__ASSIGNMENT__: Search the entries for the word "this". Copy each line in which it is found.

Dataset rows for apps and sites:
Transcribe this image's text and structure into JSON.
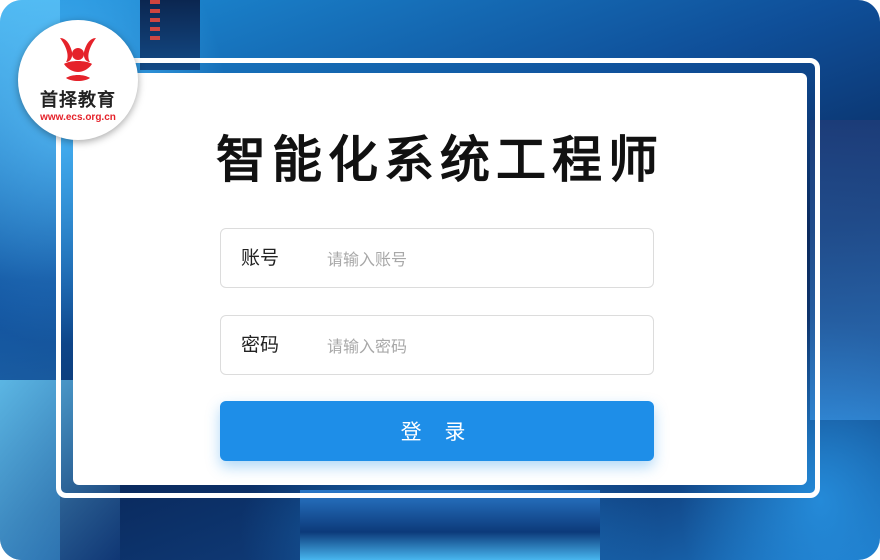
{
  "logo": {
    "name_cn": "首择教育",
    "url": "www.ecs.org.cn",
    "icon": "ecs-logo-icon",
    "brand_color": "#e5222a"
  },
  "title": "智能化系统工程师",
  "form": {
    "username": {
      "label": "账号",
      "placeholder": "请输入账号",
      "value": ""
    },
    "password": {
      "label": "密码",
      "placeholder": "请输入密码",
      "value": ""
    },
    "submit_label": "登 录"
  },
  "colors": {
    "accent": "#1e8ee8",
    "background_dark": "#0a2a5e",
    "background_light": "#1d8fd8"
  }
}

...

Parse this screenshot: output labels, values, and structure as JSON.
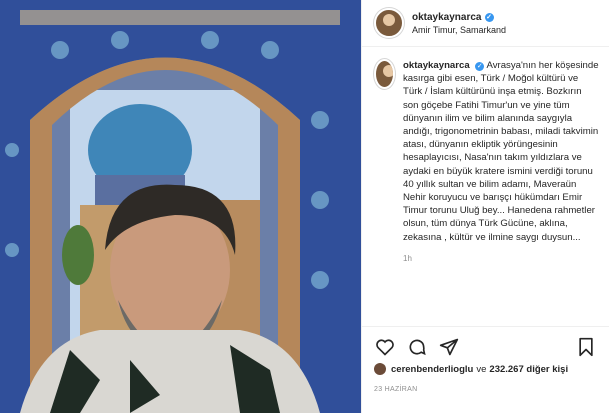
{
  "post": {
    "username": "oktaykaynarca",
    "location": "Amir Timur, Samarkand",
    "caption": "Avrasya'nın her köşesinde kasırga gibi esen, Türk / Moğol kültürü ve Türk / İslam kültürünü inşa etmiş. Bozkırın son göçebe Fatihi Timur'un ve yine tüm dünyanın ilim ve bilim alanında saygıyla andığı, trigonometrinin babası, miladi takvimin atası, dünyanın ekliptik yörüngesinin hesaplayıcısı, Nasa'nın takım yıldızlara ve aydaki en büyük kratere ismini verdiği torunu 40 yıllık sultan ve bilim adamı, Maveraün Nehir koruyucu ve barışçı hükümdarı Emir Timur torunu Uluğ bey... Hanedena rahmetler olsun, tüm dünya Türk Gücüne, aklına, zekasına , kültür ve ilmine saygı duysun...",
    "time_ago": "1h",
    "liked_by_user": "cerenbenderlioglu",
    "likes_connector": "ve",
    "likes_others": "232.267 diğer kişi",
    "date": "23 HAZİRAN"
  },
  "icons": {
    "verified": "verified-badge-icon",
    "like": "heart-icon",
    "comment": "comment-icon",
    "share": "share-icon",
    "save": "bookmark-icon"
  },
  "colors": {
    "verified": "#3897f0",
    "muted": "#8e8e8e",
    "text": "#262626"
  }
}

__RESPONSE AREA__:
Transcribe this image's text and structure into JSON.
Parse this screenshot: output labels, values, and structure as JSON.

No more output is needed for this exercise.